In August 2013, billionaire Amazon founder Jeff Bezos agreed to buy The Washington Post for $250 million. Last month, Bezos boasted of his paper’s having surpassed The New York Times in number of online viewers. The Post’s goal, he says, is to become “the new paper of record.”
Bezos is far from being the first zillionaire to attempt to control the press (¡Hola, Señor Hearst!), and he won’t be the last. But controlling media is not an appropriate ambition for a businessman to have in a democratic society. That one of the nation’s largest papers will have to think twice before reporting on the practices of one of its largest public companies (or, presumably, about that company’s competitors, or about e-commerce in general, or about any bee that may wander into the Bezos bonnet) is absurd. (The crickets that could be heard emanating from the Post in the wake of the New York Times exposé of Amazon’s office culture are highly suggestive of such a chilling effect.)
2015 saw an increase in meddling, unprincipled rich men’s attempts to buy influence through journalism. Last week, the largest paper in Nevada, the Las Vegas Review-Journal, was acquired by an unnamed owner who was later confirmed to be the family of billionaire Sheldon Adelson — and it appears he may have been using the paper’s reporters for his own purposes even before the ink was dry. Chinese e-commerce giant Alibaba is paying roughly $266 million for the South China Morning Post, thereby controlling the world’s principal source of English-language coverage of China, once owned by that other politically-inclined media magnate, Rupert Murdoch. There is talk that the highly opinionated billionaire Eli Broad may buy the ailing Los Angeles Times.
But Facebook’s Mark Zuckerberg doesn’t have to buy a newspaper in order to control media read by hundreds of millions of people; when he and his wife welcomed a new baby daughter, Max, into their family last month, the billionaire wrote the baby a letter, complete with bullet points, pledging to give, at some point, nearly all of his $45 billion worth of Facebook stock to his own new philanthrocapitalist LLC. Last week, Zuckerberg announced his personal approval of Muslims on Facebook and his desire to “build a better world for all people.” #yay. I mean, doubtless, that is a skosh better than announcing his personal opposition to Muslims, as the current frontrunner for the Republican presidential nomination has been busy doing.

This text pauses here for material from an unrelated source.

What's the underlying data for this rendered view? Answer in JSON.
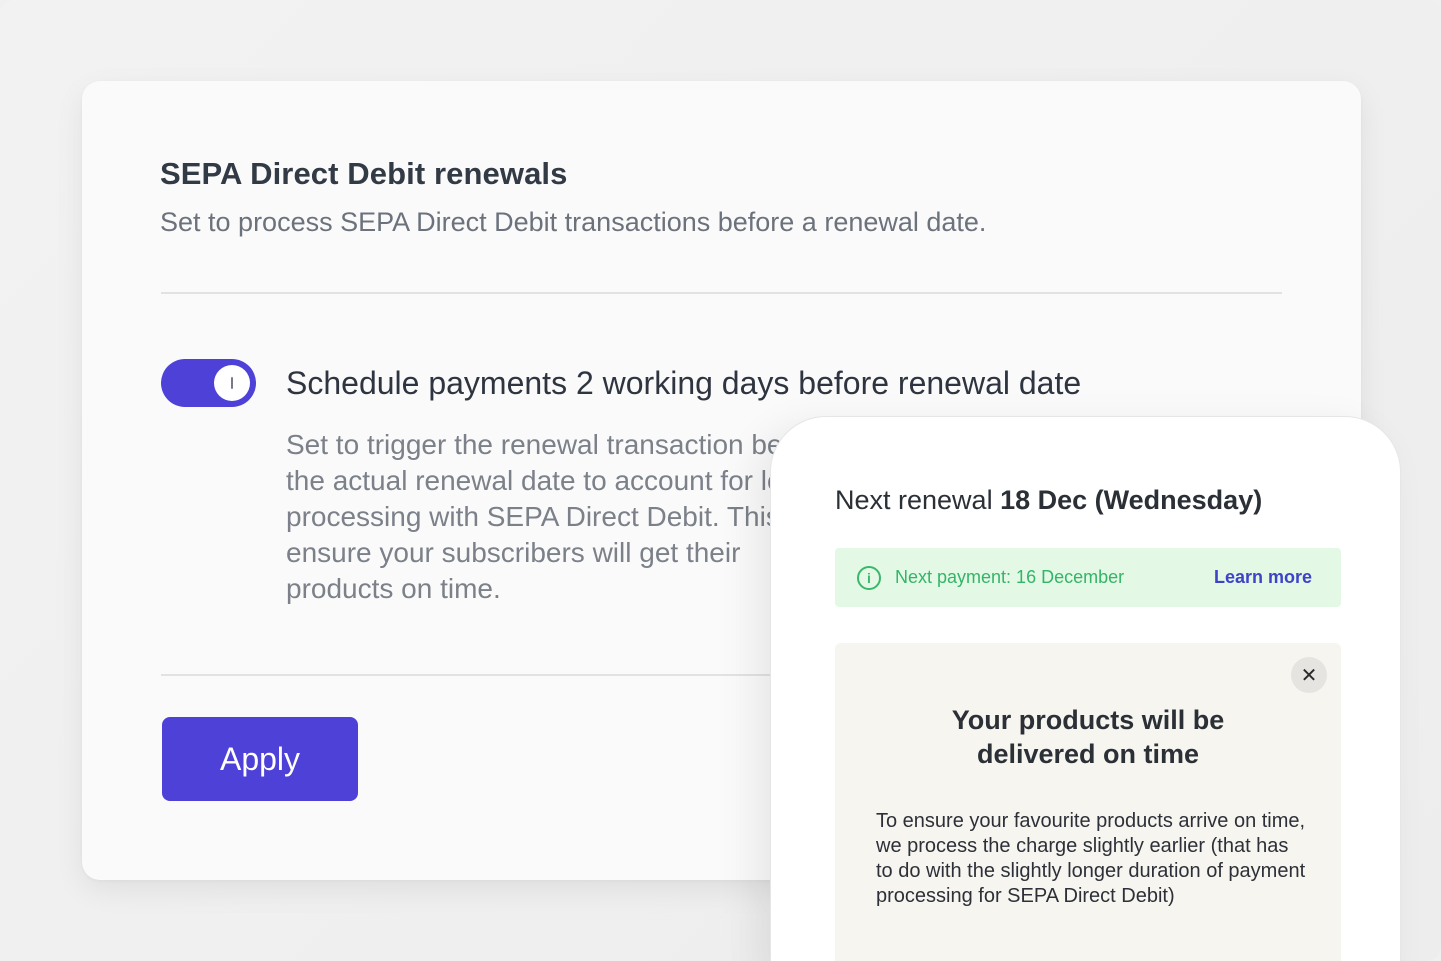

Facebook is already free to control, with zero transparency, exactly what news articles, videos, and other media appear on each and every one of the 1.55 billion individual timelines comprising its social media empire. Zuckerberg is not the leader of anything but a company, and it’s shocking that more journalists aren’t freaking out about this and other, similar power grabs under the Orwellian banner of “philanthrocapitalism.”
You know what is good for all people? Paying, as the rest of us democratically-inclined citizens are happy to do, a fair share of your personal wealth into all the people’s public coffers, where it can be spent by their fairly elected representatives on the common good, rather than keeping it locked up in untaxable stocks and mystery foundations, to be spent where you personally will decide what is good for them.
Media should never be permitted to become a mere megaphone for the exclusive use of the rich to impose their views on the rest of us. With any luck, this is the year our profession wakes up to this dangerous state of affairs and takes steps to protect the interests of a free and independent press.
Maria Bustillos is a critic and writer in Los Angeles.